FIG. 6 shows a movable means of scanning using the non-contact array of ultrasonic vibrometers and low-frequency loudspeaker. This can cover the ground, one section of area at a time. It can have a supporting frame 1160 with a pair of wheels 1150. The frame is balanced on either side of the axle joining the wheels. On one side is a box 1100 containing the instrumentation and weights, together with a mechanical jack 1050 for adjusting the alignment of the frame 1160. On the other side are the non-contact array of vibrometers 20 and the low-frequency loudspeaker 60. Cables from the array and speaker pass over the frame 1160 to the instrumentation. The mechanical jack 1050 can adjust the height of the array 20 to place the surface of the ground within the depth of field of the vibrometers. The stand-off distance 650 of the array is controlled by a pivoting movement around the axle joining the pair of wheels 1150, using the mechanical jack 1050, and the weights in the container 1100. The system is moved to another location using the wheels 1150, after the mechanical jack has raised the array 20 clear of the ground surface using the weights in the container 1100. In this way a systematic search can be conducted for buried objects.

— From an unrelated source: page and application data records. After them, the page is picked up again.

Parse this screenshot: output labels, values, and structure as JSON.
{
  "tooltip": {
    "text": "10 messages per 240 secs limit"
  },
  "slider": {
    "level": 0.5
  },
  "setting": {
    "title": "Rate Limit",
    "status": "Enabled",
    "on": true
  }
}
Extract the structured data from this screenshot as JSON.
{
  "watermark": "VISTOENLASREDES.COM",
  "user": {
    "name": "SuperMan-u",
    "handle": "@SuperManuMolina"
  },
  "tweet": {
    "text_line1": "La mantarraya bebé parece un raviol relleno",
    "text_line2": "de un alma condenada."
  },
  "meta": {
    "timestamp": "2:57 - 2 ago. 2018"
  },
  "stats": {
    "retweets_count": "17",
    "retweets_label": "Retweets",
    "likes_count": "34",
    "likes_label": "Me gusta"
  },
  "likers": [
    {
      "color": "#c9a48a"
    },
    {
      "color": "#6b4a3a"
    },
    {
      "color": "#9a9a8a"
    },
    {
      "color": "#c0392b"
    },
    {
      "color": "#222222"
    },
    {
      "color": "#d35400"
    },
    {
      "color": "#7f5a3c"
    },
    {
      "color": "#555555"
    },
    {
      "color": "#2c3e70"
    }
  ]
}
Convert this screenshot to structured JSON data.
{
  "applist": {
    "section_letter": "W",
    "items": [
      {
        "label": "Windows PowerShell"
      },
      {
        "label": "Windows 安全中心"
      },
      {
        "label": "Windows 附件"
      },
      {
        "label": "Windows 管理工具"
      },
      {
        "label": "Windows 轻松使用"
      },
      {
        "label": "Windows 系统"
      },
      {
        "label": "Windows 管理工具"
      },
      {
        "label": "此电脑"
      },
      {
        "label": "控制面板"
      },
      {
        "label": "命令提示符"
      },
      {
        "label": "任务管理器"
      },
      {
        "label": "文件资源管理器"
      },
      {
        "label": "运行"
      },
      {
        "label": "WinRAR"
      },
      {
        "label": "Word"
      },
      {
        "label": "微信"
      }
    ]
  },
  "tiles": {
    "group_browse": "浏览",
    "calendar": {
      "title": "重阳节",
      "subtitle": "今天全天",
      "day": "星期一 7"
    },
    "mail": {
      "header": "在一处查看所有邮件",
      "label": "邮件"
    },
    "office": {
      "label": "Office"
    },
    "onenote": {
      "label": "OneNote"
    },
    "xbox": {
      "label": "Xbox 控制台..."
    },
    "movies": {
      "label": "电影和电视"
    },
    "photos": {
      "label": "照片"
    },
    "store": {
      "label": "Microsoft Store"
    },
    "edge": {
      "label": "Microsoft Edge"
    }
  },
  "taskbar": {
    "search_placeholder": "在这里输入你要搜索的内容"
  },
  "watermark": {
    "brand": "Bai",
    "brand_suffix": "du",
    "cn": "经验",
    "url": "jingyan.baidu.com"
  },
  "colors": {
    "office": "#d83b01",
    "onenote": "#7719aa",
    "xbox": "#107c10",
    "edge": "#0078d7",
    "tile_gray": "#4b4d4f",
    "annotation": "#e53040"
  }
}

While the invention has been described by reference to certain preferred embodiments, it should be understood that numerous changes could be made within the spirit and scope of the inventive concepts described. Accordingly it is intended that the invention not be limited to the disclosed embodiments, but that it have the full scope permitted by the language of the following claims.